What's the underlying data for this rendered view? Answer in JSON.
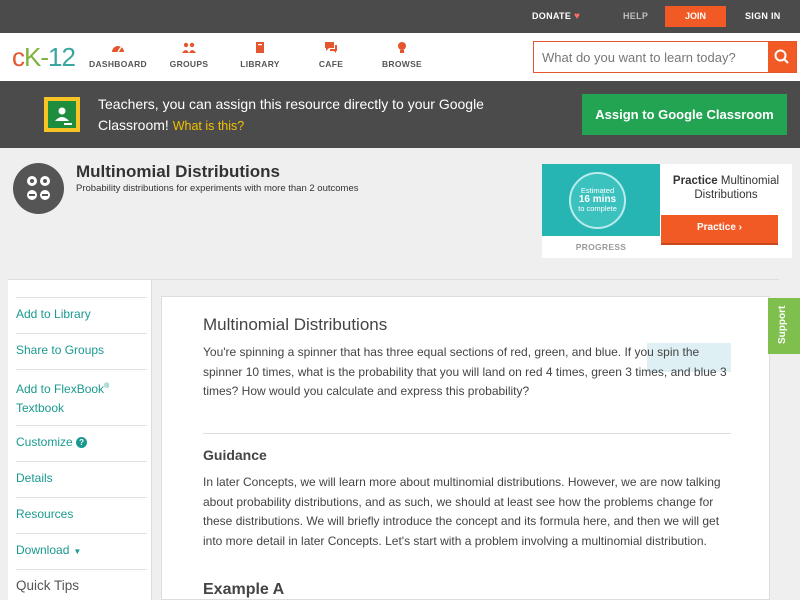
{
  "topbar": {
    "donate": "DONATE",
    "help": "HELP",
    "join": "JOIN",
    "signin": "SIGN IN"
  },
  "logo": {
    "c": "c",
    "k": "K-",
    "n": "12"
  },
  "nav": {
    "dashboard": "DASHBOARD",
    "groups": "GROUPS",
    "library": "LIBRARY",
    "cafe": "CAFE",
    "browse": "BROWSE"
  },
  "search": {
    "placeholder": "What do you want to learn today?"
  },
  "banner": {
    "text": "Teachers, you can assign this resource directly to your Google Classroom!",
    "link": "What is this?",
    "button": "Assign to Google Classroom"
  },
  "concept": {
    "title": "Multinomial Distributions",
    "subtitle": "Probability distributions for experiments with more than 2 outcomes"
  },
  "practice": {
    "estimated": "Estimated",
    "minutes": "16 mins",
    "to_complete": "to complete",
    "progress": "PROGRESS",
    "title_bold": "Practice",
    "title_rest": "Multinomial Distributions",
    "button": "Practice"
  },
  "sidebar": {
    "add_library": "Add to Library",
    "share_groups": "Share to Groups",
    "add_flexbook": "Add to FlexBook",
    "reg": "®",
    "textbook": "Textbook",
    "customize": "Customize",
    "qmark": "?",
    "details": "Details",
    "resources": "Resources",
    "download": "Download",
    "quick_tips": "Quick Tips"
  },
  "article": {
    "title": "Multinomial Distributions",
    "intro": "You're spinning a spinner that has three equal sections of red, green, and blue. If you spin the spinner 10 times, what is the probability that you will land on red 4 times, green 3 times, and blue 3 times? How would you calculate and express this probability?",
    "guidance_heading": "Guidance",
    "guidance": "In later Concepts, we will learn more about multinomial distributions. However, we are now talking about probability distributions, and as such, we should at least see how the problems change for these distributions. We will briefly introduce the concept and its formula here, and then we will get into more detail in later Concepts. Let's start with a problem involving a multinomial distribution.",
    "example_heading": "Example A"
  },
  "support": "Support",
  "colors": {
    "accent": "#f15a24",
    "teal": "#1a9a8f",
    "green": "#23a452",
    "dark": "#4b4b4b"
  }
}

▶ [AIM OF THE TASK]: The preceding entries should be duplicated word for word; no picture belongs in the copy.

▶ [ANSWER BOX]:
What's the underlying data for this rendered view? Answer in JSON.
{
  "topbar": {
    "donate": "DONATE",
    "help": "HELP",
    "join": "JOIN",
    "signin": "SIGN IN"
  },
  "logo": {
    "c": "c",
    "k": "K-",
    "n": "12"
  },
  "nav": {
    "dashboard": "DASHBOARD",
    "groups": "GROUPS",
    "library": "LIBRARY",
    "cafe": "CAFE",
    "browse": "BROWSE"
  },
  "search": {
    "placeholder": "What do you want to learn today?"
  },
  "banner": {
    "text": "Teachers, you can assign this resource directly to your Google Classroom!",
    "link": "What is this?",
    "button": "Assign to Google Classroom"
  },
  "concept": {
    "title": "Multinomial Distributions",
    "subtitle": "Probability distributions for experiments with more than 2 outcomes"
  },
  "practice": {
    "estimated": "Estimated",
    "minutes": "16 mins",
    "to_complete": "to complete",
    "progress": "PROGRESS",
    "title_bold": "Practice",
    "title_rest": "Multinomial Distributions",
    "button": "Practice"
  },
  "sidebar": {
    "add_library": "Add to Library",
    "share_groups": "Share to Groups",
    "add_flexbook": "Add to FlexBook",
    "reg": "®",
    "textbook": "Textbook",
    "customize": "Customize",
    "qmark": "?",
    "details": "Details",
    "resources": "Resources",
    "download": "Download",
    "quick_tips": "Quick Tips"
  },
  "article": {
    "title": "Multinomial Distributions",
    "intro": "You're spinning a spinner that has three equal sections of red, green, and blue. If you spin the spinner 10 times, what is the probability that you will land on red 4 times, green 3 times, and blue 3 times? How would you calculate and express this probability?",
    "guidance_heading": "Guidance",
    "guidance": "In later Concepts, we will learn more about multinomial distributions. However, we are now talking about probability distributions, and as such, we should at least see how the problems change for these distributions. We will briefly introduce the concept and its formula here, and then we will get into more detail in later Concepts. Let's start with a problem involving a multinomial distribution.",
    "example_heading": "Example A"
  },
  "support": "Support",
  "colors": {
    "accent": "#f15a24",
    "teal": "#1a9a8f",
    "green": "#23a452",
    "dark": "#4b4b4b"
  }
}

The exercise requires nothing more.